It is close to 35 years since I read "Destination: Void" at university. But it is still among the best ten books I have ever read - and I have read many thousands since then. In fact, it played a large part in my decision to enter the fledgling computer industry back in 1970. It must be admitted, though, that the book is deliberately aimed at a rather limited audience. In a world of commercialism run wild, I find this rather refreshing.
Herbert does not complicate matters wilfully, but on the other hand he makes no concessions whatsoever to his readers' ignorance. He assumes that they are interested both in technology and in the problems of existence, consciousness and religion. There should be plenty of people like that out there, right? Maybe they are all too busy doing useful work to read SF novels!
The upside is that Herbert is a real expert, and even allowing for the 30 years that have elapsed (a huge chasm in terms of technical progress) this book is vastly superior to the schlock that passes for SF today. The Tin Egg has the authentic feel of an experimental interstellar spaceship, whereas starship Enterprise is basically a flying playpen.
As for the science, it isn't too clear just where the facts leave off and the fiction sets in - and that is good, too. Suffice it to say that we still aren't any closer to cracking artificial intelligence yet, let alone artificial consciousness. (See Heinlein's "The Moon is a Harsh Mistress" for another approach to the latter). So Herbert's speculations have hardly dated at all.

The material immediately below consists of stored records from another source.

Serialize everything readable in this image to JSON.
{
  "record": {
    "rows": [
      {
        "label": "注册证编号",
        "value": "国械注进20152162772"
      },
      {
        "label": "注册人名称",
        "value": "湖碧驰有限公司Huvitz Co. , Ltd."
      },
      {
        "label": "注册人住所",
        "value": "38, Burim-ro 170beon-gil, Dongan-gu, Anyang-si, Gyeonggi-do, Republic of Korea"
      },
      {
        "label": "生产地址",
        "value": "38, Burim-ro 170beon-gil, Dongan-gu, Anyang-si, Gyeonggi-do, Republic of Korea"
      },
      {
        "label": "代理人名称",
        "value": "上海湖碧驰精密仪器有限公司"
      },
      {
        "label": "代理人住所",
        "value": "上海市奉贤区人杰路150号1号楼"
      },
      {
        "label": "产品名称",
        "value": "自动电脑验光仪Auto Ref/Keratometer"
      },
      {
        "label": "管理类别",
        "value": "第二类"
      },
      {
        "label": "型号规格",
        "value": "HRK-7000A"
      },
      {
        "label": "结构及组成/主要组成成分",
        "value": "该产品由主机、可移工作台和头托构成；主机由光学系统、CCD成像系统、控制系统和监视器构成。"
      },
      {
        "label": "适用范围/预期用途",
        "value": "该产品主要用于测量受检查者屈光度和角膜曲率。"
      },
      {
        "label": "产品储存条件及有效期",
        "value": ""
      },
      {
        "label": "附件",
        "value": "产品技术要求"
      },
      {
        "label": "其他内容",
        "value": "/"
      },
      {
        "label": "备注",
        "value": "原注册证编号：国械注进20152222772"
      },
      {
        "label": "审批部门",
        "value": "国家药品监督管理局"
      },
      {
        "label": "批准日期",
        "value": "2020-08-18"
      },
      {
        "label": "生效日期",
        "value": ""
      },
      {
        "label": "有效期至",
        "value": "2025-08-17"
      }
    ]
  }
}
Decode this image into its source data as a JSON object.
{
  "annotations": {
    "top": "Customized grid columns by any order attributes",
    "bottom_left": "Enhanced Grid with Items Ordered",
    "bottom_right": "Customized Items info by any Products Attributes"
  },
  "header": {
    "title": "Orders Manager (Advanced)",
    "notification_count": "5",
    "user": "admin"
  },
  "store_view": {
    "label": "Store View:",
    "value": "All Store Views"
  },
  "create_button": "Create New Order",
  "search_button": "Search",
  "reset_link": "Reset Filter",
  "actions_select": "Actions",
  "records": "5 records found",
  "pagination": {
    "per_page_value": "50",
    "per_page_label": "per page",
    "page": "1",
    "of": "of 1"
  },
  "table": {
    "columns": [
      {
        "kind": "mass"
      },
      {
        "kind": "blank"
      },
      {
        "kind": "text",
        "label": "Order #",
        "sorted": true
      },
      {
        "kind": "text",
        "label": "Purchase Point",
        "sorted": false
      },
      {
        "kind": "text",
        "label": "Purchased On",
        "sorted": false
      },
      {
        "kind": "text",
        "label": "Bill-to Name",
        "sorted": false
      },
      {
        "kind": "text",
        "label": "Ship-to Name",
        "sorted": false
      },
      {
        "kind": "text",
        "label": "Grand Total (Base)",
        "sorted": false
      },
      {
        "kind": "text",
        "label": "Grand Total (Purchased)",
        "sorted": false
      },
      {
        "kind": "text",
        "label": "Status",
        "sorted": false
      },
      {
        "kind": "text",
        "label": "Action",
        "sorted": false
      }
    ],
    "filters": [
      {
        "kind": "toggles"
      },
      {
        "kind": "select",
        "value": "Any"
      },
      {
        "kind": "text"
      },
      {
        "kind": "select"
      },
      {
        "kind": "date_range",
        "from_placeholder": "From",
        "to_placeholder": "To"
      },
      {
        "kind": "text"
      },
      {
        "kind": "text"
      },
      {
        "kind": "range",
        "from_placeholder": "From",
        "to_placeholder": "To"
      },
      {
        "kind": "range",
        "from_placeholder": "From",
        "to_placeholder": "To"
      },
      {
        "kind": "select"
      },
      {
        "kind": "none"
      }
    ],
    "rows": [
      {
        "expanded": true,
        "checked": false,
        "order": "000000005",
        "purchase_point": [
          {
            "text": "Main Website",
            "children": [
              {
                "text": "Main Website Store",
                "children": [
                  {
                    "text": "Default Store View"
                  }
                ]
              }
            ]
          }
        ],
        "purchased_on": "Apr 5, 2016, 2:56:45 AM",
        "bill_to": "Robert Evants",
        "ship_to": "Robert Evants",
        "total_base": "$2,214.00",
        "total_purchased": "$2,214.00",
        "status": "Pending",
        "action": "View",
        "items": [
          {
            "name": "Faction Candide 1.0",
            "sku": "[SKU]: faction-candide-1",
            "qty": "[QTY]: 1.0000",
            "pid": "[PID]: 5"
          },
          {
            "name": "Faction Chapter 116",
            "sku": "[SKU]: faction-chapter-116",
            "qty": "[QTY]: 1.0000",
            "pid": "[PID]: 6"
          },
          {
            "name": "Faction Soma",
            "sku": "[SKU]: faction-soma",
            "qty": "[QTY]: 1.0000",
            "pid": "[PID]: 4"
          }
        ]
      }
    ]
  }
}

Personally, I rate "Destination: Void" as Herbert's best book, ahead of Dune, The Dragon in the Sea (Under Pressure), Dune Messiah, and The Dosadi Experiment. A matter of taste, I guess.